The Episcopal Church’s first openly gay bishop has started treatment for alcoholism, a spokesman said Tuesday.
/ Source: The Associated Press

The Episcopal Church’s first openly gay bishop, V. Gene Robinson, has started a month-long treatment for alcoholism.

In a letter to New Hampshire Episcopalians posted on the church's Web site, he said that “I am writing to you from an alcohol treatment center where on February 1, with the encouragement and support of my partner, daughters and colleagues, I checked myself in to deal with my increasing dependence on alcohol.”

“I will be dealing with the disease of alcoholism — which, for years, I have thought of as a failure of will or discipline on my part, rather than a disease over which my particular body simply has no control, except to stop drinking altogether,” he added.

Robinson's assistant at the Diocese of New Hampshire, the Rev. Tim Rich, said Tuesday there was no crisis that led to Robinson's decision to seek treatment but rather a growing awareness of his problem.

Rich said the news surprised him and to many other clergy. "We did not see it in any way impact his ministry in the diocese," Rich said.

Robinson was elected bishop of New Hampshire in 2003 and confirmed by the national church, causing an upheaval not only in the Episcopal Church, but the worldwide Anglican Communion of which it is part.

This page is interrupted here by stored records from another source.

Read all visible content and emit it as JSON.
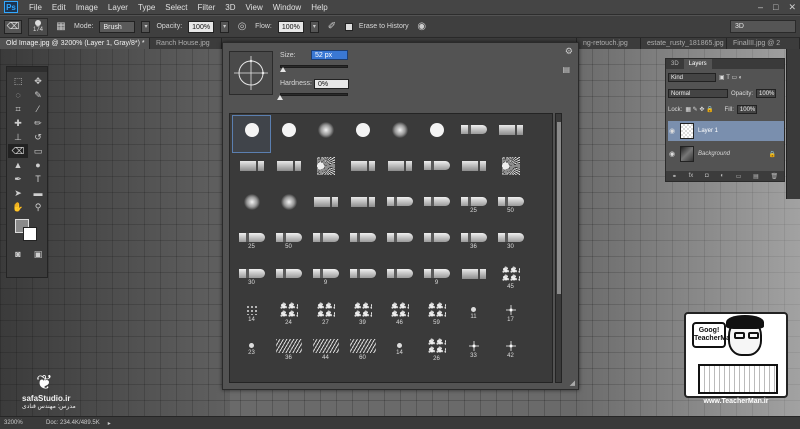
{
  "menubar": {
    "logo": "Ps",
    "items": [
      "File",
      "Edit",
      "Image",
      "Layer",
      "Type",
      "Select",
      "Filter",
      "3D",
      "View",
      "Window",
      "Help"
    ],
    "controls": [
      "–",
      "□",
      "✕"
    ]
  },
  "options": {
    "brush_size": "174",
    "mode_label": "Mode:",
    "mode_value": "Brush",
    "opacity_label": "Opacity:",
    "opacity_value": "100%",
    "flow_label": "Flow:",
    "flow_value": "100%",
    "erase_history_label": "Erase to History",
    "workspace": "3D"
  },
  "tabs": [
    {
      "label": "Old Image.jpg @ 3200% (Layer 1, Gray/8*) *",
      "active": true
    },
    {
      "label": "Ranch House.jpg",
      "active": false
    },
    {
      "label": "",
      "active": false
    },
    {
      "label": "ng-retouch.jpg",
      "active": false
    },
    {
      "label": "estate_rusty_181865.jpg",
      "active": false
    },
    {
      "label": "FinalIII.jpg @ 2",
      "active": false
    }
  ],
  "picker": {
    "size_label": "Size:",
    "size_value": "52 px",
    "hardness_label": "Hardness:",
    "hardness_value": "0%",
    "size_level": 0.05,
    "hardness_level": 0.0,
    "presets": [
      {
        "kind": "hard",
        "num": ""
      },
      {
        "kind": "hard",
        "num": ""
      },
      {
        "kind": "soft",
        "num": ""
      },
      {
        "kind": "hard",
        "num": ""
      },
      {
        "kind": "soft",
        "num": ""
      },
      {
        "kind": "hard",
        "num": ""
      },
      {
        "kind": "tip",
        "num": ""
      },
      {
        "kind": "flat",
        "num": ""
      },
      {
        "kind": "flat",
        "num": ""
      },
      {
        "kind": "flat",
        "num": ""
      },
      {
        "kind": "fan",
        "num": ""
      },
      {
        "kind": "flat",
        "num": ""
      },
      {
        "kind": "flat",
        "num": ""
      },
      {
        "kind": "tip",
        "num": ""
      },
      {
        "kind": "flat",
        "num": ""
      },
      {
        "kind": "fan",
        "num": ""
      },
      {
        "kind": "soft",
        "num": ""
      },
      {
        "kind": "soft",
        "num": ""
      },
      {
        "kind": "flat",
        "num": ""
      },
      {
        "kind": "flat",
        "num": ""
      },
      {
        "kind": "tip",
        "num": ""
      },
      {
        "kind": "tip",
        "num": ""
      },
      {
        "kind": "tip",
        "num": "25"
      },
      {
        "kind": "tip",
        "num": "50"
      },
      {
        "kind": "tip",
        "num": "25"
      },
      {
        "kind": "tip",
        "num": "50"
      },
      {
        "kind": "tip",
        "num": ""
      },
      {
        "kind": "tip",
        "num": ""
      },
      {
        "kind": "tip",
        "num": ""
      },
      {
        "kind": "tip",
        "num": ""
      },
      {
        "kind": "tip",
        "num": "36"
      },
      {
        "kind": "tip",
        "num": "30"
      },
      {
        "kind": "tip",
        "num": "30"
      },
      {
        "kind": "tip",
        "num": ""
      },
      {
        "kind": "tip",
        "num": "9"
      },
      {
        "kind": "tip",
        "num": ""
      },
      {
        "kind": "tip",
        "num": ""
      },
      {
        "kind": "tip",
        "num": "9"
      },
      {
        "kind": "flat",
        "num": ""
      },
      {
        "kind": "splat",
        "num": "45"
      },
      {
        "kind": "dots",
        "num": "14"
      },
      {
        "kind": "splat",
        "num": "24"
      },
      {
        "kind": "splat",
        "num": "27"
      },
      {
        "kind": "splat",
        "num": "39"
      },
      {
        "kind": "splat",
        "num": "46"
      },
      {
        "kind": "splat",
        "num": "59"
      },
      {
        "kind": "small",
        "num": "11"
      },
      {
        "kind": "star",
        "num": "17"
      },
      {
        "kind": "small",
        "num": "23"
      },
      {
        "kind": "grass",
        "num": "36"
      },
      {
        "kind": "grass",
        "num": "44"
      },
      {
        "kind": "grass",
        "num": "60"
      },
      {
        "kind": "small",
        "num": "14"
      },
      {
        "kind": "splat",
        "num": "26"
      },
      {
        "kind": "star",
        "num": "33"
      },
      {
        "kind": "star",
        "num": "42"
      }
    ]
  },
  "layers_panel": {
    "tab_3d": "3D",
    "tab_layers": "Layers",
    "kind_label": "Kind",
    "blend_mode": "Normal",
    "opacity_label": "Opacity:",
    "opacity_value": "100%",
    "lock_label": "Lock:",
    "fill_label": "Fill:",
    "fill_value": "100%",
    "layers": [
      {
        "name": "Layer 1",
        "selected": true
      },
      {
        "name": "Background",
        "selected": false
      }
    ]
  },
  "status": {
    "zoom": "3200%",
    "doc": "Doc: 234.4K/489.5K"
  },
  "watermarks": {
    "left_site": "safaStudio.ir",
    "left_name": "مدرس: مهندس قنادی",
    "right_url": "www.TeacherMan.ir",
    "right_logo": "Goog! TeacherMan"
  }
}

In addition to touching off protests and struggles for control and property in the Episcopal and other Anglican churches, Robinson has found himself a celebrity whose every move and statement is closely watched and commented on.

At New York's gay pride parade last spring, marchers and spectators crowded around him for more than three hours, reaching out to touch his hand, crying and thanking him.

"It sounds soap-operaish to say, but I'm the son of a tobacco sharecropper who didn't live in a house with running water until I was 10 years old. I can't believe I'm here, you know. So I find it very difficult to be anything but grateful," he told The Associated Press in an interview late last year.